Evening going-homes as a small and only child, on the back seat of a fifties British Austin car, were frightening.
The n’anga’s, witchdoctor’s, drums were calling, they were always calling … I couldn’t hear them … they tapped a call of anxious urgency in my veins and on my mind. Happily relaxed after sundowners at the club, my parents couldn’t hear them: they weren’t meant to hear them…only I was. Hugging my knees on the back seat, I tackled them alone in the colour-faded dusk, which turned forest shadows into canyons of fear.

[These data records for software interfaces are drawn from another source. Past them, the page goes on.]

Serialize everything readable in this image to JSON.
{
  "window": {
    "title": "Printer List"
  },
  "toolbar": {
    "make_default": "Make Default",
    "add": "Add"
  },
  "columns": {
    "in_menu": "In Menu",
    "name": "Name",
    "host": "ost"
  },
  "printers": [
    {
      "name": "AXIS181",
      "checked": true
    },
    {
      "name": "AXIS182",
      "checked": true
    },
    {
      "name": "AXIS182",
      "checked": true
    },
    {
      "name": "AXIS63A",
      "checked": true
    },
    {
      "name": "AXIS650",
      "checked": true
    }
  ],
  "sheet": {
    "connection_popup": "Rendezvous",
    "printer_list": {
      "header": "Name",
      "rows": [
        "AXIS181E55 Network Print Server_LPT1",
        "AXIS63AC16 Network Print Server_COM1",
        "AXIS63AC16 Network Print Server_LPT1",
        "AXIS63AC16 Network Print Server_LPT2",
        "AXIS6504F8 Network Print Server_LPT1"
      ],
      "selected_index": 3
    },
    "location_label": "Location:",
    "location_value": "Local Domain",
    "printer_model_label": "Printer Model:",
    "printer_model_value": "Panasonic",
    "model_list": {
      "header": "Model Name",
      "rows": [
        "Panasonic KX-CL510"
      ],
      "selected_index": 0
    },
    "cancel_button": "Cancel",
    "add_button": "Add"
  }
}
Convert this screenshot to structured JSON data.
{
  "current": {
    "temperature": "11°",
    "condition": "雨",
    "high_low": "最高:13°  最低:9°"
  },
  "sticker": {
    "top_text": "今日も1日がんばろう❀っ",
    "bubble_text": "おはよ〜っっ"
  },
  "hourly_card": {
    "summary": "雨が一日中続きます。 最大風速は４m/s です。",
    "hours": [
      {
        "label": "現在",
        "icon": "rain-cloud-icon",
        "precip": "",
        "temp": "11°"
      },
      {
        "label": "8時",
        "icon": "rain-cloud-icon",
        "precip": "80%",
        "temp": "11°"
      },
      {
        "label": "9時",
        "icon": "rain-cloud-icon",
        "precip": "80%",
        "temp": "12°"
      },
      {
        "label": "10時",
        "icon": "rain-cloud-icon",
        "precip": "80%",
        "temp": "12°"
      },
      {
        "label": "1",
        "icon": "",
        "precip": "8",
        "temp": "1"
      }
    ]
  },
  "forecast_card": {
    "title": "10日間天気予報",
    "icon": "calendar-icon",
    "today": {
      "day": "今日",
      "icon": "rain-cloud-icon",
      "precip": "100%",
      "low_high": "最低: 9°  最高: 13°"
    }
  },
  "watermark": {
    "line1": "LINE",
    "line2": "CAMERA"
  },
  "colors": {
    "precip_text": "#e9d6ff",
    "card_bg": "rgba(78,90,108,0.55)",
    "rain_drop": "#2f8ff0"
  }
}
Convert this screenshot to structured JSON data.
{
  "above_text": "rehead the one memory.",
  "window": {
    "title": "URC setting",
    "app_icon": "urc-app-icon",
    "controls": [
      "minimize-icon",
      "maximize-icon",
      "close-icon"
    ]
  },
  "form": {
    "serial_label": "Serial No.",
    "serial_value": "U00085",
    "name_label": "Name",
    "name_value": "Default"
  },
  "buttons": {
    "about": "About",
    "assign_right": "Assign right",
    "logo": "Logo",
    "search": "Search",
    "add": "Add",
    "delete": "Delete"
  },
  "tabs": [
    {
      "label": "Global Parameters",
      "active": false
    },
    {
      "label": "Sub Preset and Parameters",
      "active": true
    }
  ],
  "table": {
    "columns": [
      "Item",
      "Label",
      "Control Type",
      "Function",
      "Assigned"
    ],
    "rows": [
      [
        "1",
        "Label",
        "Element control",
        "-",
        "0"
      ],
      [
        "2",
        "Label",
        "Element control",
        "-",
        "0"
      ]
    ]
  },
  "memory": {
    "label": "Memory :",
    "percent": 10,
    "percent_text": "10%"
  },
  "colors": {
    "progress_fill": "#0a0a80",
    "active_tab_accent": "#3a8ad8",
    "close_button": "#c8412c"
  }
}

My thin frame, in high-waisted grey shorts, black lace-up shoes and three quarter socks pulled up to my little knees was a poor defence against the overbearing spread of spiritual dark that crept up on me on those vulnerable journeys home. ‘No we can’t drive with the interior light on,’ said my father with a slight beer slur of words.